When the holiday season arrives, I’m often reminded of Santa Claus’ list.
Growing up, if you you believe in Santa, you believe that you will land in one of two columns on that never-ending list — naughty or nice. It’s one of those things that keeps you, as a kid, in line. The idea that someone is watching you and judging whether you’re good or bad.
There’s something to that with us, as Pistons fans, in the instant-reaction era we live in.
We judge the team and its players on a nightly basis.
So, here, on Christmas Eve, I’m going to play the role of Santa. The Pistons, definitively naughty as a rotten basketball team with the worst record in the league, will play the role of the kids awaiting their placement on the naughty or nice list.
Saddiq Bey’s Shooting: I’ve spent a lot of time looking into this already, but Bey’s shooting struggles have really hindered his growth in his third year. He’s doing a lot of things well and has adjusted to a demotion to the bench admirably, but until he finds his touch from 3-point range, this team isn’t going to get any better.
Cory Joseph, Generally: I know he’s Dwane Casey’s pet player, and has been reasonably useful over the past few seasons, but he ain’t this year. Father Time has gotten the best of CoJo, who has fallen out of the rotation due to some naughty defense. He just can’t keep up and watching him navigate screens on the perimeter is like watching toddlers run into funhouse mirrors.
Bojan Bogdanovic Late in Games: I love Bogey and think he’s the best pure shooter the Pistons have had in years. This wouldn’t even be a conversation if Cade Cunningham were healthy, but it is hard to watch Bogdanovic isolate over and over again late in games. It’s a common thing for Casey’s teams to lean on their best scorer late in gams, but Bogdanovic is miscast for that solo-shot-creation role. He devolves into a turnover machine. Hopefully, more of that responsibility falls to Jaden Ivey and Killian Hayes in 2023.
Team Defense... Collectively: It’s just so bad. The Pistons allow 118 points per game, second worst in the NBA, and they’ve been brutal in the third quarter where teams just slice through them like a warm knife through butter. They’re 1-1 in games where their opponents score fewer than 100 points — a loss in LA to the Clippers and a road win over the Heat. What’s impressive... in a bad way, is that they’ve only held TWO TEAMS under 100 in 35 games! I understand they’re young, and their best scorer is also a bad defender, but this team is nipping at the heels of the 1967-68 squad that gave up a franchise-worst 120 points per game.
Killian Hayes Finding His Way, Finally: I’ve detailed this elsewhere, but Killian going from worst pull-up shooter in the league to one of the best has really saved the Pistons from being unwatchable. He’s finding his way by hitting tough shots. I don’t know if it’s sustainable because there’s no past evidence of it, but then again, there isn’t a metric that measures “tough shot making” like there is everything else. Scoring, even at a slightly below-average level, unlocks more playmaking opportunities for him. Detroit needs that without Cade.

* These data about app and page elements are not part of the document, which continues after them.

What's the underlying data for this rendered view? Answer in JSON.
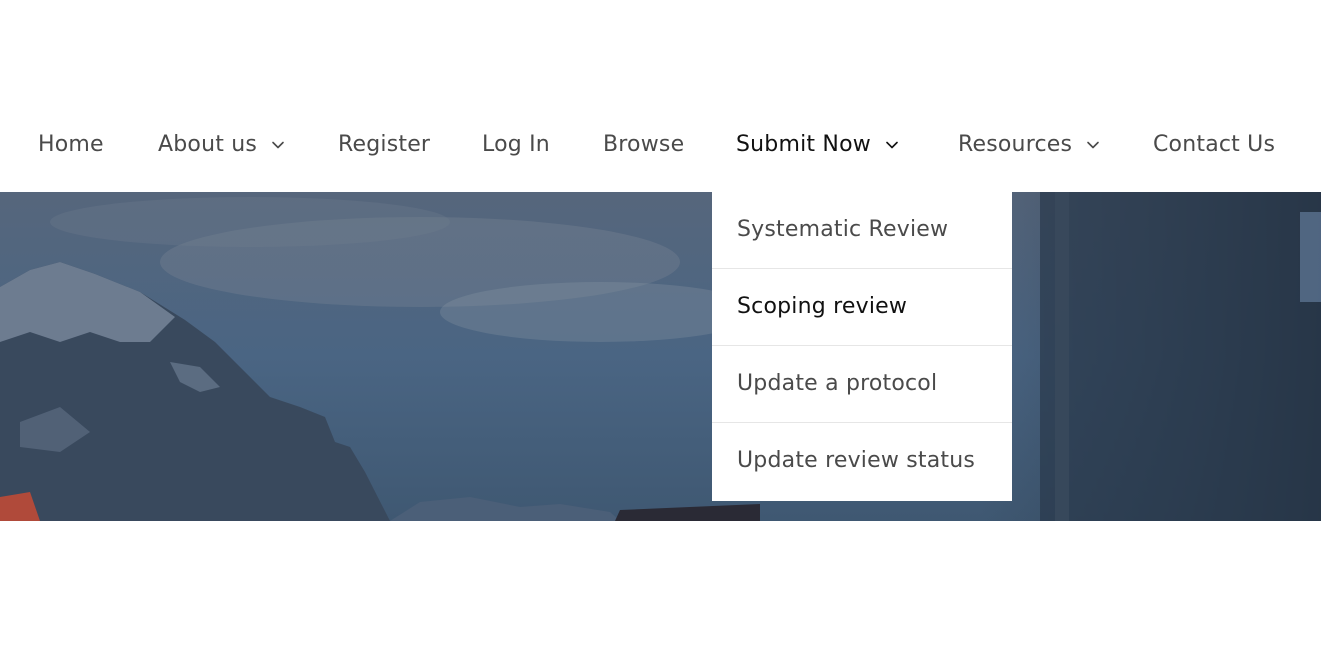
{
  "nav": {
    "items": [
      {
        "label": "Home",
        "has_dropdown": false
      },
      {
        "label": "About us",
        "has_dropdown": true
      },
      {
        "label": "Register",
        "has_dropdown": false
      },
      {
        "label": "Log In",
        "has_dropdown": false
      },
      {
        "label": "Browse",
        "has_dropdown": false
      },
      {
        "label": "Submit Now",
        "has_dropdown": true,
        "active": true
      },
      {
        "label": "Resources",
        "has_dropdown": true
      },
      {
        "label": "Contact Us",
        "has_dropdown": false
      }
    ]
  },
  "submit_menu": {
    "items": [
      {
        "label": "Systematic Review"
      },
      {
        "label": "Scoping review",
        "hovered": true
      },
      {
        "label": "Update a protocol"
      },
      {
        "label": "Update review status"
      }
    ]
  },
  "colors": {
    "nav_text": "#4a4a4a",
    "nav_active": "#111111",
    "hero_overlay": "#3e5066"
  },
  "icons": {
    "dropdown_chevron": "chevron-down-icon"
  }
}
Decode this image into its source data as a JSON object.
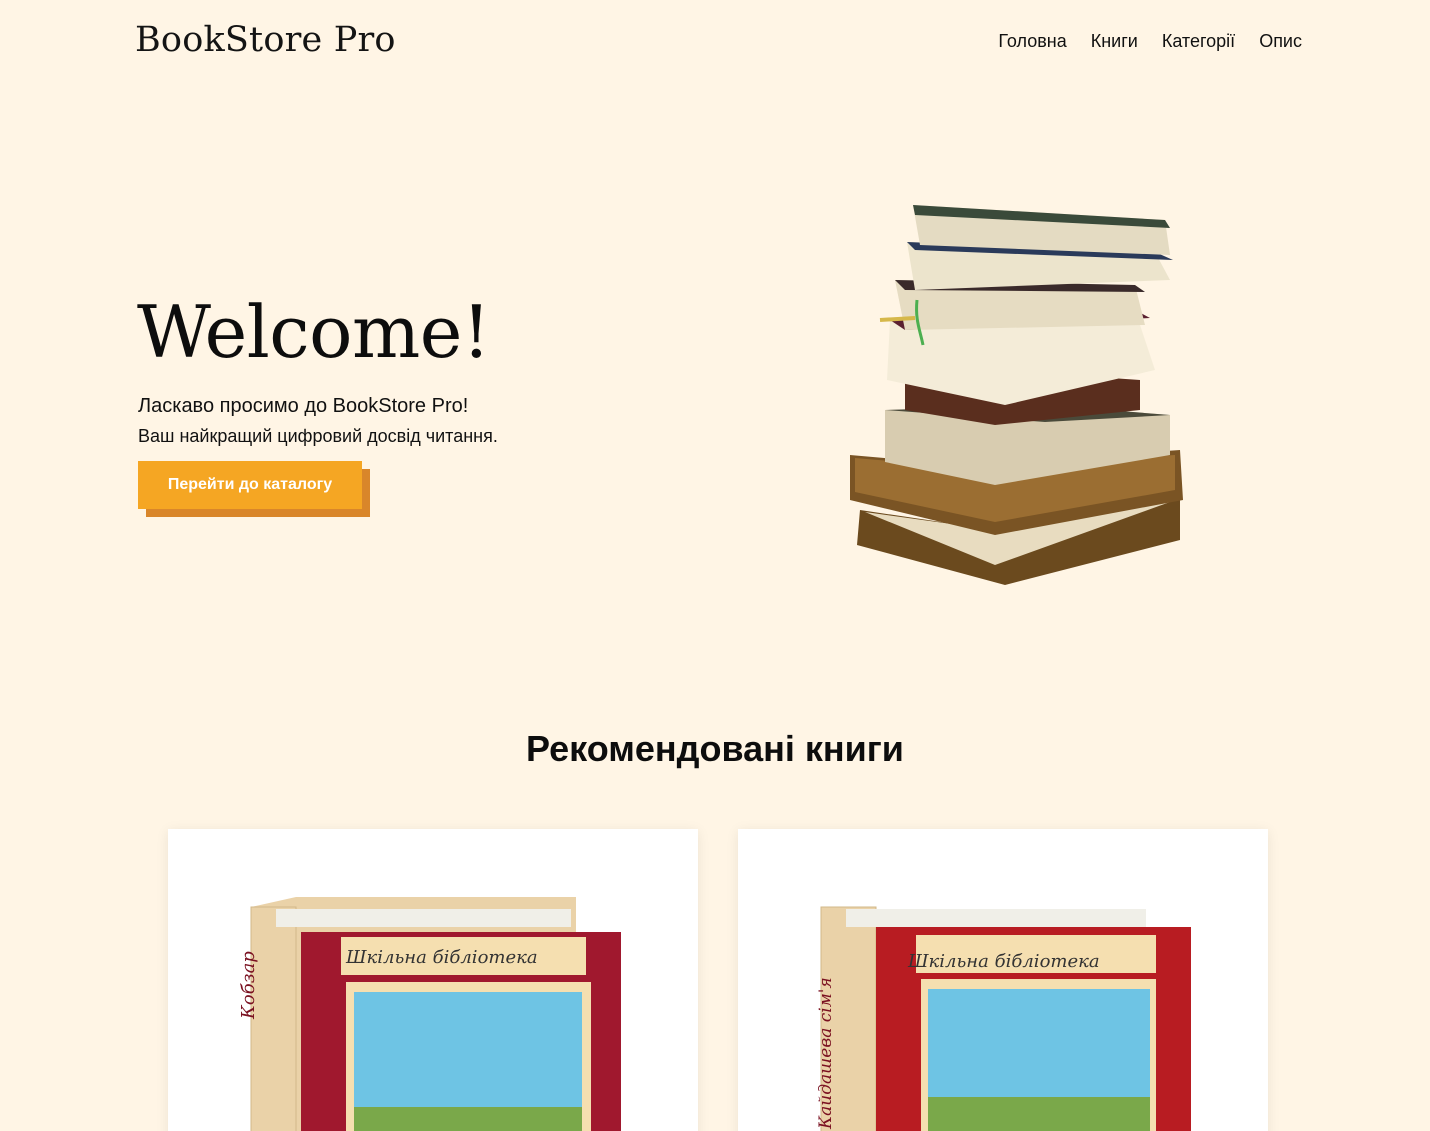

Jaden Ivey Succeeding Without A Defined Role: Ivey’s physical talents are obvious, but I’m still not convinced the Pistons really have a set role for him. He’s just kind of out there, and he’s doing good stuff despite not having that structure.His shooting has been inconsistent, but not bad. His playmaking is better than expected and the highlights are just as fun here as they were at Purdue. You can still see him trying to figure out when he needs to be a role player and when he needs to be an alpha, but with the season lost, this is as good a time as any for him to figure it out. He’s a better all-around player than I expected coming in.
Jalen Duren, Man He’s Good: This is more just an observation than anything specific. I had zero expectations for Duren entering the year. He was young. He was raw. He came from a dysfunctional situation in college. I just hoped he would eventually see the floor. Whether he’s dominating the boards or blocking a shot, he’s been ready to freakin’ roll. He still struggles in traffic around the basket and needs to get better as a post defender, but he and Ivey are on a crash course for the All-Rookie First and Second Teams.
Isaiah Stewart Looking Like A Wing: I’ve been a champion of Stew since he was drafted, but while I thought he would eventually figure out his 3-point stroke, I never thought we’d see him successfully taking guys off the dribble because of it. Stewart’s growth as a shooter has unlocked a lot of skills that, frankly, he never had a chance to showcase. He’s hitting threes, flashing a solid handle and his finishing off the bounce. Back when he was drafted, I thought he would end up like Derrick Favors. Now, I’m not sure who to compare him to due to the growth turn he’s taken. That’s a good problem to have.
That’s my naughty and nice list, I’m sure I missed plenty. Who is on yours? Let us know in the comments and, no matter how you celebrate, happy holidays!